Task to carry out: Set down the records that follow in full and without changes.

**** Excerpted records ****

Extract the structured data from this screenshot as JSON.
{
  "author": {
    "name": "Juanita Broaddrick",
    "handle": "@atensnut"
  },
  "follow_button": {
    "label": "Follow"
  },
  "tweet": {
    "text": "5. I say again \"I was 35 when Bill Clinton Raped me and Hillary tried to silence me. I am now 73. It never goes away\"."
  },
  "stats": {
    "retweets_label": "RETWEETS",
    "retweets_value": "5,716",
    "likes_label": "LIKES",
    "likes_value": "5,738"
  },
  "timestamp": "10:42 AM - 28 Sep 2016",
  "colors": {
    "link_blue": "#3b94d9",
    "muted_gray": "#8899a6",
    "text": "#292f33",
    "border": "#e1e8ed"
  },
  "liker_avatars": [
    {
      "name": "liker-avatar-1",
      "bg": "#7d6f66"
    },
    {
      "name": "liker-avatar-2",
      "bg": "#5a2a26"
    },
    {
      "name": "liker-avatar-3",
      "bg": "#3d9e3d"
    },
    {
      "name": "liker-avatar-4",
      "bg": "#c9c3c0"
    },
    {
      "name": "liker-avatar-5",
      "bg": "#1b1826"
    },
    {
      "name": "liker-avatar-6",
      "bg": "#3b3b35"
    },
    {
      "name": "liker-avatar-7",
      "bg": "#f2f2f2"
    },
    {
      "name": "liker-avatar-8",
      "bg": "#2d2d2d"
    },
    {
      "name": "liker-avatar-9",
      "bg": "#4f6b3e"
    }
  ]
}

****

Exercise response:
Extract the structured data from this screenshot as JSON.
{
  "author": {
    "name": "Juanita Broaddrick",
    "handle": "@atensnut"
  },
  "follow_button": {
    "label": "Follow"
  },
  "tweet": {
    "text": "5. I say again \"I was 35 when Bill Clinton Raped me and Hillary tried to silence me. I am now 73. It never goes away\"."
  },
  "stats": {
    "retweets_label": "RETWEETS",
    "retweets_value": "5,716",
    "likes_label": "LIKES",
    "likes_value": "5,738"
  },
  "timestamp": "10:42 AM - 28 Sep 2016",
  "colors": {
    "link_blue": "#3b94d9",
    "muted_gray": "#8899a6",
    "text": "#292f33",
    "border": "#e1e8ed"
  },
  "liker_avatars": [
    {
      "name": "liker-avatar-1",
      "bg": "#7d6f66"
    },
    {
      "name": "liker-avatar-2",
      "bg": "#5a2a26"
    },
    {
      "name": "liker-avatar-3",
      "bg": "#3d9e3d"
    },
    {
      "name": "liker-avatar-4",
      "bg": "#c9c3c0"
    },
    {
      "name": "liker-avatar-5",
      "bg": "#1b1826"
    },
    {
      "name": "liker-avatar-6",
      "bg": "#3b3b35"
    },
    {
      "name": "liker-avatar-7",
      "bg": "#f2f2f2"
    },
    {
      "name": "liker-avatar-8",
      "bg": "#2d2d2d"
    },
    {
      "name": "liker-avatar-9",
      "bg": "#4f6b3e"
    }
  ]
}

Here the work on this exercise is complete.